26 Février 2016
February 24, 2016
The judiciary has challenged the government’s decades-long refusal to give “hibakusha” (A-bomb survivors) status to people who were outside the official “atomic-bombed areas” at the time of the 1945 nuclear attack on Nagasaki.
A group lawsuit was filed by 161 plaintiffs who experienced the atomic bombing in Nagasaki but have been denied government support as hibakusha because they were 7 to 12 kilometers from ground zero and outside the official “atomic-bombed areas.” The Nagasaki District Court on Feb. 22 recognized 10 of the plaintiffs as hibakusha.
When a system was set up in 1957 to provide official support to hibakusha, the central government designated atomic-bombed areas according to municipal boundaries of the time, and the areas were gradually expanded over time.
Although the Nagasaki court acknowledged only a small number of the plaintiffs as hibakusha, the ruling is of considerable significance.
The traditional system of sorting hibakusha and non-hibakusha just on the basis of whether they were inside or outside the demarcation lines was never reasonable. The government must revise this system to deal more flexibly with individual cases.
Theoretically, no initial radiation from the nuclear blast reached the locations where the plaintiffs were at the time of the bombing. But during the trial, much of the argument focused on the possibility that they suffered health damage from radioactive materials that were carried fairly long distances by dust and rain.

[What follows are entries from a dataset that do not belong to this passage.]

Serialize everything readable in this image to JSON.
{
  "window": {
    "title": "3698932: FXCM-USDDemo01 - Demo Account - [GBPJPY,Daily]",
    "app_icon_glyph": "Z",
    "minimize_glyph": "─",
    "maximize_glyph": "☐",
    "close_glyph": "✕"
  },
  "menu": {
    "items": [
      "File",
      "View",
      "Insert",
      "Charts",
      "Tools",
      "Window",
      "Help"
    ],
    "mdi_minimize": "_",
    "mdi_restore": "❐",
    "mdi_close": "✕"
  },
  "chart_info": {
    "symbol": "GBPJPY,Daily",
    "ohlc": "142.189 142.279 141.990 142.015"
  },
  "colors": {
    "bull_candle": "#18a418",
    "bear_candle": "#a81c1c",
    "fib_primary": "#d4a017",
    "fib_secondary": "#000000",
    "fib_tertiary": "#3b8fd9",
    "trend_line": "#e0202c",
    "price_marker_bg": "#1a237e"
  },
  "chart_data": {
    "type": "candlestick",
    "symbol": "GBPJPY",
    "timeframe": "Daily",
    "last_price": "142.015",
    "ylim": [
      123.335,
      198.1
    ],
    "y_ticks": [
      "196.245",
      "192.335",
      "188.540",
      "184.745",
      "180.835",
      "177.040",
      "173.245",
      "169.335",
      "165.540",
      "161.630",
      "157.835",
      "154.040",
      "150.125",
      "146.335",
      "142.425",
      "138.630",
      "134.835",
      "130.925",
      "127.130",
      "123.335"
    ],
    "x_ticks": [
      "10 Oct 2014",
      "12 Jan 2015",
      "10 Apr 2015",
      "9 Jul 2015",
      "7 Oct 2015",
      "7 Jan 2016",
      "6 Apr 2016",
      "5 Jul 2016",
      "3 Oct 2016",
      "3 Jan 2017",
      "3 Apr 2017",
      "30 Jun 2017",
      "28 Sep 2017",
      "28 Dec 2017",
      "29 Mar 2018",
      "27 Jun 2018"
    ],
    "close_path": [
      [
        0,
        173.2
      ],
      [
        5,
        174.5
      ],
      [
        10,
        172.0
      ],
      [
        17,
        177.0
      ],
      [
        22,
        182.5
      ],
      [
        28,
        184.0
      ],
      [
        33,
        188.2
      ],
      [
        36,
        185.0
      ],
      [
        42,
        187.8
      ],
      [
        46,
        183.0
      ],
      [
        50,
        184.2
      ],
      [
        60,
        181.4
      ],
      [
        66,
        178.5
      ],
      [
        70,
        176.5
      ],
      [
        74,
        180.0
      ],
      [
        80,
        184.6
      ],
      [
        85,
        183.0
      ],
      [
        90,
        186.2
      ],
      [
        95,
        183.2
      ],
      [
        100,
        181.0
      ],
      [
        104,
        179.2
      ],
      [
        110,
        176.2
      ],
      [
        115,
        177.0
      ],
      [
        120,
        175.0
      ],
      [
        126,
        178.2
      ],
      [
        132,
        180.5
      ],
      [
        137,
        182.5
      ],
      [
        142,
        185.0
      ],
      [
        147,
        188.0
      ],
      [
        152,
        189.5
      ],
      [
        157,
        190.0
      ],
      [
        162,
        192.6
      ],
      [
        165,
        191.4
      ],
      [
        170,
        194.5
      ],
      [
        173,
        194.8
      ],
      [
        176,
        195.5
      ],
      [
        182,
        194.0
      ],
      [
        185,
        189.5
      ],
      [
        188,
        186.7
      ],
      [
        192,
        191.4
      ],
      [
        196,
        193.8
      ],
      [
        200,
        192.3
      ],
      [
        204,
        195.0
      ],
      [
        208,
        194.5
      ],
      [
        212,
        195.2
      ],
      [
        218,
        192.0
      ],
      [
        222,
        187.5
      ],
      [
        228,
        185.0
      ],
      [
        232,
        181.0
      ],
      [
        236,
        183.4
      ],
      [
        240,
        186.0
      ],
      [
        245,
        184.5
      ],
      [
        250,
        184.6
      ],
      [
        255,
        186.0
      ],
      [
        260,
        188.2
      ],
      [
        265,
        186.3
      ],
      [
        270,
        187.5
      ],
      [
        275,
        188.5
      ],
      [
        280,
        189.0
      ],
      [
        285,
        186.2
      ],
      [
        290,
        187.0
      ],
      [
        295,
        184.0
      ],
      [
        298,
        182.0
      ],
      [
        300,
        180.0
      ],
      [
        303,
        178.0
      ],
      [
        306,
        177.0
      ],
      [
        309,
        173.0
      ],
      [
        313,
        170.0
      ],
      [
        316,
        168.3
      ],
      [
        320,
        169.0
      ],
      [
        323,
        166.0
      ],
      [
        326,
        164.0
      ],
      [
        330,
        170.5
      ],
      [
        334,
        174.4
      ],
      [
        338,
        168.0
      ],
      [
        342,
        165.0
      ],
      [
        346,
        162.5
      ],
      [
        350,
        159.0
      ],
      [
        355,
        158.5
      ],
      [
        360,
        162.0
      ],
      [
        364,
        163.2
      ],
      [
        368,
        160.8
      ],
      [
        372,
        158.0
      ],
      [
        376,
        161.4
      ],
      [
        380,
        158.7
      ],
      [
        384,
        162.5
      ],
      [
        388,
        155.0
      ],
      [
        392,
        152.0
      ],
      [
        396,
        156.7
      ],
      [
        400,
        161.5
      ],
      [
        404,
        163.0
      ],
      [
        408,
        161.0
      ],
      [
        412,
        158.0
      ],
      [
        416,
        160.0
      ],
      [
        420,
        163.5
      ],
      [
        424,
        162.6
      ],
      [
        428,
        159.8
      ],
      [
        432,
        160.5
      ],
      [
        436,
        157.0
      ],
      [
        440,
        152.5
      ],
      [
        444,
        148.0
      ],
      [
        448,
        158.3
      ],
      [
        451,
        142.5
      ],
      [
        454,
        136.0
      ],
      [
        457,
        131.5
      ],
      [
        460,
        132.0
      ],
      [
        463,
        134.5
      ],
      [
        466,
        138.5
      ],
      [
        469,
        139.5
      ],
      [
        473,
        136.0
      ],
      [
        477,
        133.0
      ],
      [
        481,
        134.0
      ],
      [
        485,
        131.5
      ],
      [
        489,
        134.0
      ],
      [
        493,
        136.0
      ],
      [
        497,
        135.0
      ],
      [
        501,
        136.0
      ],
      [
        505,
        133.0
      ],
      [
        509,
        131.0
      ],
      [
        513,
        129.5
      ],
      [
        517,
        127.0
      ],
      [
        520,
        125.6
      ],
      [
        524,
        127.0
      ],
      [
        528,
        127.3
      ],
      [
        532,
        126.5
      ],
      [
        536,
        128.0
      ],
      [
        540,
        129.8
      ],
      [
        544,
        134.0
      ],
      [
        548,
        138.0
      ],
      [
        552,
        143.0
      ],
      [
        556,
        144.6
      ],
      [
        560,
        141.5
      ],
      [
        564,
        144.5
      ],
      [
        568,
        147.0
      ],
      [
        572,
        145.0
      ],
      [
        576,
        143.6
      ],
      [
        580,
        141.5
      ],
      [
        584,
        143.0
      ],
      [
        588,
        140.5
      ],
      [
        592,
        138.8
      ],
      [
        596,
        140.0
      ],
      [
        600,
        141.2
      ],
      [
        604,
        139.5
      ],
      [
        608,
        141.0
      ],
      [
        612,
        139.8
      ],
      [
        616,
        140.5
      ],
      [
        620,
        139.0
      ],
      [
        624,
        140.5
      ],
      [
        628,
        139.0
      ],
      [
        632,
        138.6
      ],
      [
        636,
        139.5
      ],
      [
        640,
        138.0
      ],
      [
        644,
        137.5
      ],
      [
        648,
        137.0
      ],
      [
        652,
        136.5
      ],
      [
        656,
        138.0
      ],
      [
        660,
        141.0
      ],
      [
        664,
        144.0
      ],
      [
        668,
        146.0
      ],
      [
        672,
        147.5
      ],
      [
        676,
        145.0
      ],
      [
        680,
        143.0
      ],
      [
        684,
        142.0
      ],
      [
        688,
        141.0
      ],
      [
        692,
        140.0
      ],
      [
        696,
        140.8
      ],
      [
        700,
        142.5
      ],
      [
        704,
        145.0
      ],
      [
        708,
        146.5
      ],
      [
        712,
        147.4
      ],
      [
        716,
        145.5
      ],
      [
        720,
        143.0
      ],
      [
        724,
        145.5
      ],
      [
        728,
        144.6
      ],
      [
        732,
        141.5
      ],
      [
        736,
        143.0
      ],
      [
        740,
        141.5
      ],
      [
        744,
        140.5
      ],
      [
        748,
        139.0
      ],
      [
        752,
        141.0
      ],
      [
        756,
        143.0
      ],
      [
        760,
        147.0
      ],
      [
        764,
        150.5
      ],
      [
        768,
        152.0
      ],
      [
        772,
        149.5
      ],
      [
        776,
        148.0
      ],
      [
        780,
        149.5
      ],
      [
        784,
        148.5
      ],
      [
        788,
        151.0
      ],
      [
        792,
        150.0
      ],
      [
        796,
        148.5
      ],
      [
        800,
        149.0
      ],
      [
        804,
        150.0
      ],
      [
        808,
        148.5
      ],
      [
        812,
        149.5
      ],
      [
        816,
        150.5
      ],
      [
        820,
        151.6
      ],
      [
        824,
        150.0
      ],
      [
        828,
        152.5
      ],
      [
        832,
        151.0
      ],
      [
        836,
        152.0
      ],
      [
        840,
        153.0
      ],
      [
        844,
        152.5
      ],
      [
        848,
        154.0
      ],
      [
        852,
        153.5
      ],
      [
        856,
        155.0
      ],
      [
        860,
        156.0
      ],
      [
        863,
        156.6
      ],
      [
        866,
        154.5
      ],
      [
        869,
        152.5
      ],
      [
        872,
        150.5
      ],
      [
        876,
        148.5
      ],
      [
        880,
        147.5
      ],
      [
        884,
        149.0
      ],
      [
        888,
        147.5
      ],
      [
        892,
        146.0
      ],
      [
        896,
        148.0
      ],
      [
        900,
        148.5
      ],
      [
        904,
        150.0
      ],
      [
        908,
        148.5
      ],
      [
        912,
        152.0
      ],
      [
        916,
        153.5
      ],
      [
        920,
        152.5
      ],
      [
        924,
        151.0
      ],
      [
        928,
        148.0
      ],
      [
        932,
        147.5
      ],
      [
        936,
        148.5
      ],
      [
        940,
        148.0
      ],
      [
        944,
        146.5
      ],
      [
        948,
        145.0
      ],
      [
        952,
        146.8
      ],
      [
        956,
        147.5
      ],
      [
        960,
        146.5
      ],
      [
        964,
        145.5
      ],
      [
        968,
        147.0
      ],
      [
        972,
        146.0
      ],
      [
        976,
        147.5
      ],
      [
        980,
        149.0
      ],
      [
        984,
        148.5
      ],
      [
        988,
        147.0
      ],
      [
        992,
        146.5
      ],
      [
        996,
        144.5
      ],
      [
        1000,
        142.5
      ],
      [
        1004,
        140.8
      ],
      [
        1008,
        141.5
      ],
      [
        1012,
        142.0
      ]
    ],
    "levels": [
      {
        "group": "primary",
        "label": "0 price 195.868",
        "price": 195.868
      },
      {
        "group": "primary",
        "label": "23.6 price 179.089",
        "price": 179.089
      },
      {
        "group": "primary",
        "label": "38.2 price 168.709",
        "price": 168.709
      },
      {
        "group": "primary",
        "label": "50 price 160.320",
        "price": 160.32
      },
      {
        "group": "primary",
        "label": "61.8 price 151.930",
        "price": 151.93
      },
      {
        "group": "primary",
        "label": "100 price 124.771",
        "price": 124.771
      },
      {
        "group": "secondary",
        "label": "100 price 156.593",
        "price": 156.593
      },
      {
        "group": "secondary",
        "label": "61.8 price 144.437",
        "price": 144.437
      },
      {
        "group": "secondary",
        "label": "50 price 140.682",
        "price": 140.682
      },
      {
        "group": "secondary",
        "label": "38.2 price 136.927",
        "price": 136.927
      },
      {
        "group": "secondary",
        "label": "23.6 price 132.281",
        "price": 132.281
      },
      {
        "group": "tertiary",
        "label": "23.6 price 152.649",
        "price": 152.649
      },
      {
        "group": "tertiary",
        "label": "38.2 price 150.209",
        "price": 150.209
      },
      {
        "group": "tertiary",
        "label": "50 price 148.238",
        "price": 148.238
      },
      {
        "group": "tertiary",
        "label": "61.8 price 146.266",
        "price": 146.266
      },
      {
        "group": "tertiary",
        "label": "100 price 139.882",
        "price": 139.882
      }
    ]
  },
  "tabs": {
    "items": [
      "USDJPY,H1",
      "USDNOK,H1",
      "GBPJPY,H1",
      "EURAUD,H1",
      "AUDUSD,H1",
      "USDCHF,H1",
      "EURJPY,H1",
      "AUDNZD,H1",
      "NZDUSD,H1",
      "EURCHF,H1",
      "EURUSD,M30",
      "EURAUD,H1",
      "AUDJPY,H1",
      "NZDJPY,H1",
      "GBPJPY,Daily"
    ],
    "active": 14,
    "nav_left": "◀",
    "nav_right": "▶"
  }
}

The government always maintained that any exposure to radiation should be negligible outside the atomic-bombed areas. However, the Nagasaki court ruled that, in consideration of internal radiation exposure from breathing and ingesting contaminated food and drink, it was possible for people to have been exposed to high-level radiation even in some areas outside the officially designated areas.
The court effectively urged the government to step out of its inflexible mind-set.
And based on data concerning the 2011 accident at the Fukushima No. 1 nuclear power plant run by Tokyo Electric Power Co., the court indicated that 25 millisieverts--an equivalent of 10 years of exposure to radiation occurring in nature--as the level that causes health damage.
However, it would be difficult to use that level as a new yardstick for determining who are hibakusha and who are not.
Because World War II ended shortly after the Hiroshima and Nagasaki bombings, there is only a limited amount of research data available to estimate the levels of radiation the citizens of these cities were exposed to.
And legally, the status of hibakusha is not determined by radiation doses.
The reality of science today is that there are still many unknowns about the effects of nuclear bombs on the human body. Therefore, it is unreasonable of the government to refuse to acknowledge people as hibakusha unless they can present scientific proof.
We think the realistic approach would be to still use the atomic-bombed areas as a basic criterion but acknowledge anyone as hibakusha--unless there is irrefutable proof to the contrary--even if they were outside the designated areas at the time of the blast.
In Hiroshima, people who were exposed to radioactive “black rain” outside the designated areas went to court last autumn, demanding to be recognized as hibakusha. It is just too sad that survivors of the atomic bombings still have to fight the government 70 years after the war.
Older plaintiffs are dying. There is no time left. The government must take urgent action to put the matter to rest.